When one of the social studies teachers asked the students how they had benefitted from the method, Harville said one of the boys stood up and said, “one thing about it, when this project began, I had no interest whatsoever in social studies and hardly anything else. But when we’re put on our own and responsible for getting a unit of work together, all of us students found that the teacher meant that we had to do it and we got busy and planned it. This kind of teaching has meant more to me than any I have received.” News of the successful method soon reached T.A. Dugger Jr., the superintendent of the Elizabethton City School System. In 1960, he invited Harville to come to the city’s segregated Douglas School.

Not long after he arrived at Douglas, he saw a serious problem.
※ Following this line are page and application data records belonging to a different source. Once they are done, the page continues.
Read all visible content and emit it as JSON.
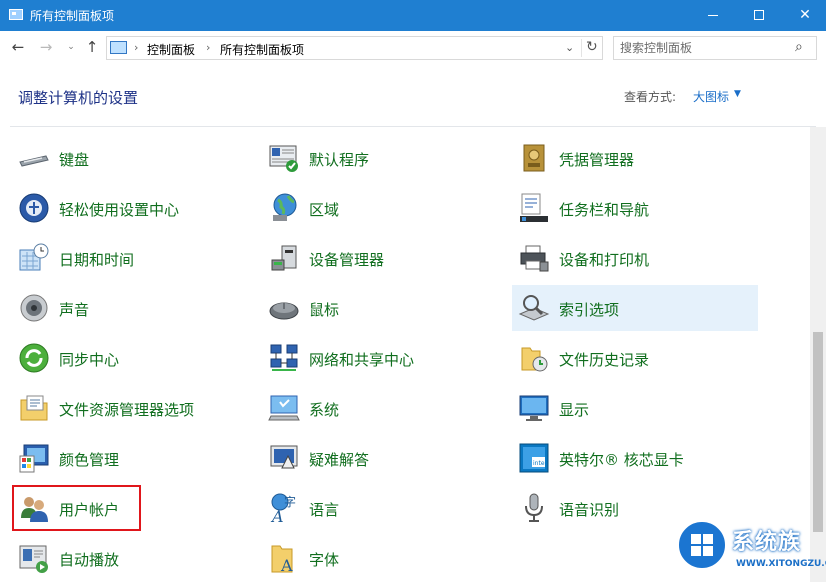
{
  "window": {
    "title": "所有控制面板项",
    "buttons": {
      "minimize": "—",
      "maximize": "□",
      "close": "✕"
    }
  },
  "nav": {
    "back": "←",
    "forward": "→",
    "recent": "⌄",
    "up": "↑",
    "breadcrumb": [
      "控制面板",
      "所有控制面板项"
    ],
    "dropdown": "⌄",
    "refresh": "↻"
  },
  "search": {
    "placeholder": "搜索控制面板",
    "icon": "search-icon"
  },
  "header": {
    "title": "调整计算机的设置",
    "view_by_label": "查看方式:",
    "view_by_value": "大图标",
    "view_by_caret": "▼"
  },
  "items": [
    {
      "label": "键盘",
      "icon": "keyboard-icon"
    },
    {
      "label": "轻松使用设置中心",
      "icon": "ease-of-access-icon"
    },
    {
      "label": "日期和时间",
      "icon": "calendar-clock-icon"
    },
    {
      "label": "声音",
      "icon": "speaker-icon"
    },
    {
      "label": "同步中心",
      "icon": "sync-icon"
    },
    {
      "label": "文件资源管理器选项",
      "icon": "folder-options-icon"
    },
    {
      "label": "颜色管理",
      "icon": "color-management-icon"
    },
    {
      "label": "用户帐户",
      "icon": "user-accounts-icon"
    },
    {
      "label": "自动播放",
      "icon": "autoplay-icon"
    },
    {
      "label": "默认程序",
      "icon": "default-programs-icon"
    },
    {
      "label": "区域",
      "icon": "region-globe-icon"
    },
    {
      "label": "设备管理器",
      "icon": "device-manager-icon"
    },
    {
      "label": "鼠标",
      "icon": "mouse-icon"
    },
    {
      "label": "网络和共享中心",
      "icon": "network-icon"
    },
    {
      "label": "系统",
      "icon": "system-icon"
    },
    {
      "label": "疑难解答",
      "icon": "troubleshooting-icon"
    },
    {
      "label": "语言",
      "icon": "language-icon"
    },
    {
      "label": "字体",
      "icon": "fonts-icon"
    },
    {
      "label": "凭据管理器",
      "icon": "credential-manager-icon"
    },
    {
      "label": "任务栏和导航",
      "icon": "taskbar-icon"
    },
    {
      "label": "设备和打印机",
      "icon": "printer-icon"
    },
    {
      "label": "索引选项",
      "icon": "indexing-icon"
    },
    {
      "label": "文件历史记录",
      "icon": "file-history-icon"
    },
    {
      "label": "显示",
      "icon": "display-icon"
    },
    {
      "label": "英特尔® 核芯显卡",
      "icon": "intel-graphics-icon"
    },
    {
      "label": "语音识别",
      "icon": "microphone-icon"
    }
  ],
  "watermark": {
    "text": "系统族",
    "url": "WWW.XITONGZU.COM"
  }
}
The fifth and sixth grade students were a year and a half behind the other city school students in English and science. Harville had long endured receiving substandard material and funding, but he would not tolerate his students trailing so far behind. He immediately went to East Tennessee State University and found help in Professor Madison Byar.

Byar encouraged him to spend time reading in the library to find an answer. After spending many hours there, Harville found his answer: team teaching. He told Dugger’s successor as superintendent, J. Howard Bowers, who endorsed the plan. Soon, teachers, students and parents were sold on the plan. Members of the community were also brought in who could provide assistance.
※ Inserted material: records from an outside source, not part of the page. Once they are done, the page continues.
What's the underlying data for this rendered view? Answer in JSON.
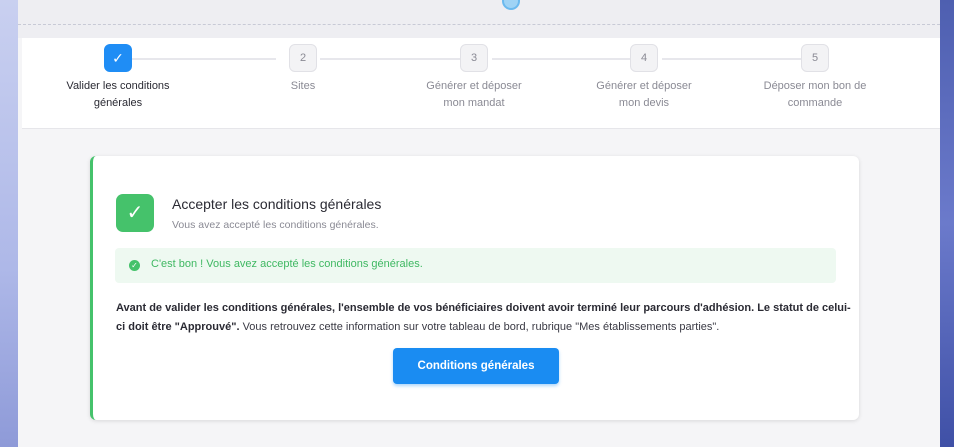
{
  "stepper": {
    "steps": [
      {
        "number": "1",
        "status": "done",
        "label_line1": "Valider les conditions",
        "label_line2": "générales"
      },
      {
        "number": "2",
        "status": "pending",
        "label_line1": "Sites",
        "label_line2": ""
      },
      {
        "number": "3",
        "status": "pending",
        "label_line1": "Générer et déposer",
        "label_line2": "mon mandat"
      },
      {
        "number": "4",
        "status": "pending",
        "label_line1": "Générer et déposer",
        "label_line2": "mon devis"
      },
      {
        "number": "5",
        "status": "pending",
        "label_line1": "Déposer mon bon de",
        "label_line2": "commande"
      }
    ],
    "done_icon": "✓"
  },
  "card": {
    "icon": "✓",
    "title": "Accepter les conditions générales",
    "subtitle": "Vous avez accepté les conditions générales.",
    "alert": {
      "icon": "✓",
      "text": "C'est bon ! Vous avez accepté les conditions générales."
    },
    "notice_bold_1": "Avant de valider les conditions générales, l'ensemble de vos bénéficiaires doivent avoir terminé leur parcours d'adhésion. Le statut de celui-ci doit être \"Approuvé\".",
    "notice_regular": " Vous retrouvez cette information sur votre tableau de bord, rubrique \"Mes établissements parties\".",
    "button_label": "Conditions générales"
  },
  "colors": {
    "accent": "#1a8cf2",
    "success": "#45c26b",
    "success_bg": "#eef9f1"
  }
}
The results became apparent when the state report cards came out. The students in the white schools still had higher scores, but the students at Douglas had shown much greater gains than the whites over the year. The experiment continued to be successful until an unexpected event took place in 1970, the Elizabethton schools were integrated. Harville was asked to become assistant principal at Elizabethton High School, but he decided to accept an invitation from Marjorie Cardwell to become director of in-service at Greene Valley Developmental Center.

While in that position, Harville was asked if he could suggest a way to get some of the residents more involved and disciplined. After praying about it, Harville said he came up with a suggestion to organize a basketball team to compete against the other county schools. It was the first time students from other schools had a chance to interact with Greene Valley. The arrival of the big yellow buses sent a thrill through the campus and the residents would provide warm greetings.

Because of the team, the center had to decide on a team name and mascot. They chose to become the Greene Valley Green Dragons. There were soon cheerleaders cheering, often cheering the opposing team’s goals as well as their own. After the successful year, Harville got a phone call from Elizabethton’s new superintendent, Mack Pierce. He told Harville they were getting ready to open a new high school and they wanted him to be the principal.

He said he was reluctant at first because he was enjoying his frequent trips to Washington, D.C., that came with being in-service director at Greene Valley, but he finally agreed. Once again he found ways to make improvements. He led the effort to develop a student handbook and made changes in curriculum, once again enlisting the help of Dr. Byar. His efforts in improving curriculum led to his appointment as the coordinator of curriculum throughout the school system before his retirement in

Harville has remained busy during his long years of retirement and his latest efforts have been devoted to writing a book about his life and work called “Divine Guidance.” The writing has been finished and he is now searching for a publisher. When asked about the title, Harville paraphrased Psalms 127, “unless God builds it, they labor in vain.” He said that was one of the foundations of his work, along with the belief that “if you give students the opportunity to think for themselves, they will surprise you with what they will accomplish.”

Sunday, November 1, 2009